TRY IT →
Each line of the data has to be retyped exactly as it is.
**** DATA TO PROCESS
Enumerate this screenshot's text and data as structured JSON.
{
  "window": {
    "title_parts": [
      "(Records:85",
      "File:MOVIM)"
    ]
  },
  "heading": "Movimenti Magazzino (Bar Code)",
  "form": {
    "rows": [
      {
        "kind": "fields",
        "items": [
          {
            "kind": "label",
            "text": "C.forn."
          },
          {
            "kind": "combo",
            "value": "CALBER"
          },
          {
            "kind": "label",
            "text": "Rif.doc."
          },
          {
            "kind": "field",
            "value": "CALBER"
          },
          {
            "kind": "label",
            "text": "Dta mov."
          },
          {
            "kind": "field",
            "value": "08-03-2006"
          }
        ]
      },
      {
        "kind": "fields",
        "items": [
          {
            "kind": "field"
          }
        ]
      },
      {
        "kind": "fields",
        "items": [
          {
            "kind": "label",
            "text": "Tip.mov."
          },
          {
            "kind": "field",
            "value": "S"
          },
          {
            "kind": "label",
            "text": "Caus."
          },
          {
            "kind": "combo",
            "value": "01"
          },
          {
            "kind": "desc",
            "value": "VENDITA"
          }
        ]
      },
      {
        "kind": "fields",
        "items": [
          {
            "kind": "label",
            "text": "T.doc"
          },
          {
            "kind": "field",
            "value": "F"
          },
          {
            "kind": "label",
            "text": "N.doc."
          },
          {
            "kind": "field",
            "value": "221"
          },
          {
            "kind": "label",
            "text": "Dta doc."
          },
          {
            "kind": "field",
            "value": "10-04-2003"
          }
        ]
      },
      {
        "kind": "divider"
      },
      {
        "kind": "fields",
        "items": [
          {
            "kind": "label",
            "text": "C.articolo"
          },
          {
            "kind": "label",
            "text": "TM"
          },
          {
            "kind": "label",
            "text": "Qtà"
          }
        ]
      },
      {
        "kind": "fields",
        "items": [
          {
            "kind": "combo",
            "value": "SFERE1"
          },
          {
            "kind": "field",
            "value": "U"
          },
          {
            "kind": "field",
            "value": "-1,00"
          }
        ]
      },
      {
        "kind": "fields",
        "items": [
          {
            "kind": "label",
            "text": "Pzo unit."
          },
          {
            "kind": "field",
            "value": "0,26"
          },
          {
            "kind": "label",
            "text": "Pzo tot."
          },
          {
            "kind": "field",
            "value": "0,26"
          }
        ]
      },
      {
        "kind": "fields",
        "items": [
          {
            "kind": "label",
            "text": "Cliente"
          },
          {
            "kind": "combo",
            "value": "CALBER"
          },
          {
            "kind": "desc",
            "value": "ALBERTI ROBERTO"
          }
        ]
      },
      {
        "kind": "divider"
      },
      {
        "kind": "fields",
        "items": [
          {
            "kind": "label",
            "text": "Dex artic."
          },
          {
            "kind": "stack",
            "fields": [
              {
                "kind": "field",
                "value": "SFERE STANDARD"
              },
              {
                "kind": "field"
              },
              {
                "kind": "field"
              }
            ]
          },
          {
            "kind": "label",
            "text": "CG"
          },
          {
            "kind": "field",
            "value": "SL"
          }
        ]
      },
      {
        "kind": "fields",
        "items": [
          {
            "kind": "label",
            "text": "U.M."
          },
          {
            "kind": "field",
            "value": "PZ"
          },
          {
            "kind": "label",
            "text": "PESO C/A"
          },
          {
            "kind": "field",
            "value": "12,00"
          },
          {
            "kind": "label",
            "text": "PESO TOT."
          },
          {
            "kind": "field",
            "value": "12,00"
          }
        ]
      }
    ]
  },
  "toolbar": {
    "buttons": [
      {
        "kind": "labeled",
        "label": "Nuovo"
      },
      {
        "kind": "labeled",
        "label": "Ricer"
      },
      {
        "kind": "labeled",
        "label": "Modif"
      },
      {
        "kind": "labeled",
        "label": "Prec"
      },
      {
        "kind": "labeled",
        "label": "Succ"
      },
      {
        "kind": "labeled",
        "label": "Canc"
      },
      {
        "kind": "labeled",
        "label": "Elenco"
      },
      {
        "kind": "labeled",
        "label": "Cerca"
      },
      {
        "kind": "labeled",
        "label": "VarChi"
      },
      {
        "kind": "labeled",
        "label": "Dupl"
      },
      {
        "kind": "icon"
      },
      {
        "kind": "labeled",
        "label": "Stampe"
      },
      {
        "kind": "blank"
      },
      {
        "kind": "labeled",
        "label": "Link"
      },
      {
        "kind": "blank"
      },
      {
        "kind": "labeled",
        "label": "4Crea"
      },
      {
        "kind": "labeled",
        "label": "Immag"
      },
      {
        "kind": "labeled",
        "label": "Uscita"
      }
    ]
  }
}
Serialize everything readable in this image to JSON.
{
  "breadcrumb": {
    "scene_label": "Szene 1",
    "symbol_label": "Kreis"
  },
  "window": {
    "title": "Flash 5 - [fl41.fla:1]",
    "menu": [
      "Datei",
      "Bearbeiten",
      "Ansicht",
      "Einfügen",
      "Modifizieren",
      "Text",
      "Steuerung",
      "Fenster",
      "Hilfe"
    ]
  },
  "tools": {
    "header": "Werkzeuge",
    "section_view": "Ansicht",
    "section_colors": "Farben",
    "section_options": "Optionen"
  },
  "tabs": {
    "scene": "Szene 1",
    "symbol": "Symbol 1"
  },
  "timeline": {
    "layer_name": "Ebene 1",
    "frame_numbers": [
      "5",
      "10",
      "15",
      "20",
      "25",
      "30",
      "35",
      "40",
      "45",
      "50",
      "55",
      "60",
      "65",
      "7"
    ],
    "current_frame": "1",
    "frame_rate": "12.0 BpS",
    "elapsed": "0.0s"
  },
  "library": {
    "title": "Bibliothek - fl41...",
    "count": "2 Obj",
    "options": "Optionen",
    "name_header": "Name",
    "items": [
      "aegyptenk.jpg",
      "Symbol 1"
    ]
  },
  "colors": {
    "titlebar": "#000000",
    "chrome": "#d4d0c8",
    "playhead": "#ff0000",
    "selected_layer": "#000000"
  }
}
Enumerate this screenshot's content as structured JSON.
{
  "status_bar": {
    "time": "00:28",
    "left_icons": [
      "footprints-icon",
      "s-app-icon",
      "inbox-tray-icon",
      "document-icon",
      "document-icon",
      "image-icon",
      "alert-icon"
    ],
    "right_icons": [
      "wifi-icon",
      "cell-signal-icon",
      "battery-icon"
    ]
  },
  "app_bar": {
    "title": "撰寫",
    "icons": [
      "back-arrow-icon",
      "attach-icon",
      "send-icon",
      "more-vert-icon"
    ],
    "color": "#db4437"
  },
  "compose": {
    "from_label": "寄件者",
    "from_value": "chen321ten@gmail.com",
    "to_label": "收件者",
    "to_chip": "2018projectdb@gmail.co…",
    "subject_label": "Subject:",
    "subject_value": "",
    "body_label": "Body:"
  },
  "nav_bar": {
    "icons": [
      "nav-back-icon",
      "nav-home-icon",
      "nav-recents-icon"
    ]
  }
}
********
RESULT BELOW →
Enumerate this screenshot's text and data as structured JSON.
{
  "window": {
    "title_parts": [
      "(Records:85",
      "File:MOVIM)"
    ]
  },
  "heading": "Movimenti Magazzino (Bar Code)",
  "form": {
    "rows": [
      {
        "kind": "fields",
        "items": [
          {
            "kind": "label",
            "text": "C.forn."
          },
          {
            "kind": "combo",
            "value": "CALBER"
          },
          {
            "kind": "label",
            "text": "Rif.doc."
          },
          {
            "kind": "field",
            "value": "CALBER"
          },
          {
            "kind": "label",
            "text": "Dta mov."
          },
          {
            "kind": "field",
            "value": "08-03-2006"
          }
        ]
      },
      {
        "kind": "fields",
        "items": [
          {
            "kind": "field"
          }
        ]
      },
      {
        "kind": "fields",
        "items": [
          {
            "kind": "label",
            "text": "Tip.mov."
          },
          {
            "kind": "field",
            "value": "S"
          },
          {
            "kind": "label",
            "text": "Caus."
          },
          {
            "kind": "combo",
            "value": "01"
          },
          {
            "kind": "desc",
            "value": "VENDITA"
          }
        ]
      },
      {
        "kind": "fields",
        "items": [
          {
            "kind": "label",
            "text": "T.doc"
          },
          {
            "kind": "field",
            "value": "F"
          },
          {
            "kind": "label",
            "text": "N.doc."
          },
          {
            "kind": "field",
            "value": "221"
          },
          {
            "kind": "label",
            "text": "Dta doc."
          },
          {
            "kind": "field",
            "value": "10-04-2003"
          }
        ]
      },
      {
        "kind": "divider"
      },
      {
        "kind": "fields",
        "items": [
          {
            "kind": "label",
            "text": "C.articolo"
          },
          {
            "kind": "label",
            "text": "TM"
          },
          {
            "kind": "label",
            "text": "Qtà"
          }
        ]
      },
      {
        "kind": "fields",
        "items": [
          {
            "kind": "combo",
            "value": "SFERE1"
          },
          {
            "kind": "field",
            "value": "U"
          },
          {
            "kind": "field",
            "value": "-1,00"
          }
        ]
      },
      {
        "kind": "fields",
        "items": [
          {
            "kind": "label",
            "text": "Pzo unit."
          },
          {
            "kind": "field",
            "value": "0,26"
          },
          {
            "kind": "label",
            "text": "Pzo tot."
          },
          {
            "kind": "field",
            "value": "0,26"
          }
        ]
      },
      {
        "kind": "fields",
        "items": [
          {
            "kind": "label",
            "text": "Cliente"
          },
          {
            "kind": "combo",
            "value": "CALBER"
          },
          {
            "kind": "desc",
            "value": "ALBERTI ROBERTO"
          }
        ]
      },
      {
        "kind": "divider"
      },
      {
        "kind": "fields",
        "items": [
          {
            "kind": "label",
            "text": "Dex artic."
          },
          {
            "kind": "stack",
            "fields": [
              {
                "kind": "field",
                "value": "SFERE STANDARD"
              },
              {
                "kind": "field"
              },
              {
                "kind": "field"
              }
            ]
          },
          {
            "kind": "label",
            "text": "CG"
          },
          {
            "kind": "field",
            "value": "SL"
          }
        ]
      },
      {
        "kind": "fields",
        "items": [
          {
            "kind": "label",
            "text": "U.M."
          },
          {
            "kind": "field",
            "value": "PZ"
          },
          {
            "kind": "label",
            "text": "PESO C/A"
          },
          {
            "kind": "field",
            "value": "12,00"
          },
          {
            "kind": "label",
            "text": "PESO TOT."
          },
          {
            "kind": "field",
            "value": "12,00"
          }
        ]
      }
    ]
  },
  "toolbar": {
    "buttons": [
      {
        "kind": "labeled",
        "label": "Nuovo"
      },
      {
        "kind": "labeled",
        "label": "Ricer"
      },
      {
        "kind": "labeled",
        "label": "Modif"
      },
      {
        "kind": "labeled",
        "label": "Prec"
      },
      {
        "kind": "labeled",
        "label": "Succ"
      },
      {
        "kind": "labeled",
        "label": "Canc"
      },
      {
        "kind": "labeled",
        "label": "Elenco"
      },
      {
        "kind": "labeled",
        "label": "Cerca"
      },
      {
        "kind": "labeled",
        "label": "VarChi"
      },
      {
        "kind": "labeled",
        "label": "Dupl"
      },
      {
        "kind": "icon"
      },
      {
        "kind": "labeled",
        "label": "Stampe"
      },
      {
        "kind": "blank"
      },
      {
        "kind": "labeled",
        "label": "Link"
      },
      {
        "kind": "blank"
      },
      {
        "kind": "labeled",
        "label": "4Crea"
      },
      {
        "kind": "labeled",
        "label": "Immag"
      },
      {
        "kind": "labeled",
        "label": "Uscita"
      }
    ]
  }
}
Serialize everything readable in this image to JSON.
{
  "breadcrumb": {
    "scene_label": "Szene 1",
    "symbol_label": "Kreis"
  },
  "window": {
    "title": "Flash 5 - [fl41.fla:1]",
    "menu": [
      "Datei",
      "Bearbeiten",
      "Ansicht",
      "Einfügen",
      "Modifizieren",
      "Text",
      "Steuerung",
      "Fenster",
      "Hilfe"
    ]
  },
  "tools": {
    "header": "Werkzeuge",
    "section_view": "Ansicht",
    "section_colors": "Farben",
    "section_options": "Optionen"
  },
  "tabs": {
    "scene": "Szene 1",
    "symbol": "Symbol 1"
  },
  "timeline": {
    "layer_name": "Ebene 1",
    "frame_numbers": [
      "5",
      "10",
      "15",
      "20",
      "25",
      "30",
      "35",
      "40",
      "45",
      "50",
      "55",
      "60",
      "65",
      "7"
    ],
    "current_frame": "1",
    "frame_rate": "12.0 BpS",
    "elapsed": "0.0s"
  },
  "library": {
    "title": "Bibliothek - fl41...",
    "count": "2 Obj",
    "options": "Optionen",
    "name_header": "Name",
    "items": [
      "aegyptenk.jpg",
      "Symbol 1"
    ]
  },
  "colors": {
    "titlebar": "#000000",
    "chrome": "#d4d0c8",
    "playhead": "#ff0000",
    "selected_layer": "#000000"
  }
}
Enumerate this screenshot's content as structured JSON.
{
  "status_bar": {
    "time": "00:28",
    "left_icons": [
      "footprints-icon",
      "s-app-icon",
      "inbox-tray-icon",
      "document-icon",
      "document-icon",
      "image-icon",
      "alert-icon"
    ],
    "right_icons": [
      "wifi-icon",
      "cell-signal-icon",
      "battery-icon"
    ]
  },
  "app_bar": {
    "title": "撰寫",
    "icons": [
      "back-arrow-icon",
      "attach-icon",
      "send-icon",
      "more-vert-icon"
    ],
    "color": "#db4437"
  },
  "compose": {
    "from_label": "寄件者",
    "from_value": "chen321ten@gmail.com",
    "to_label": "收件者",
    "to_chip": "2018projectdb@gmail.co…",
    "subject_label": "Subject:",
    "subject_value": "",
    "body_label": "Body:"
  },
  "nav_bar": {
    "icons": [
      "nav-back-icon",
      "nav-home-icon",
      "nav-recents-icon"
    ]
  }
}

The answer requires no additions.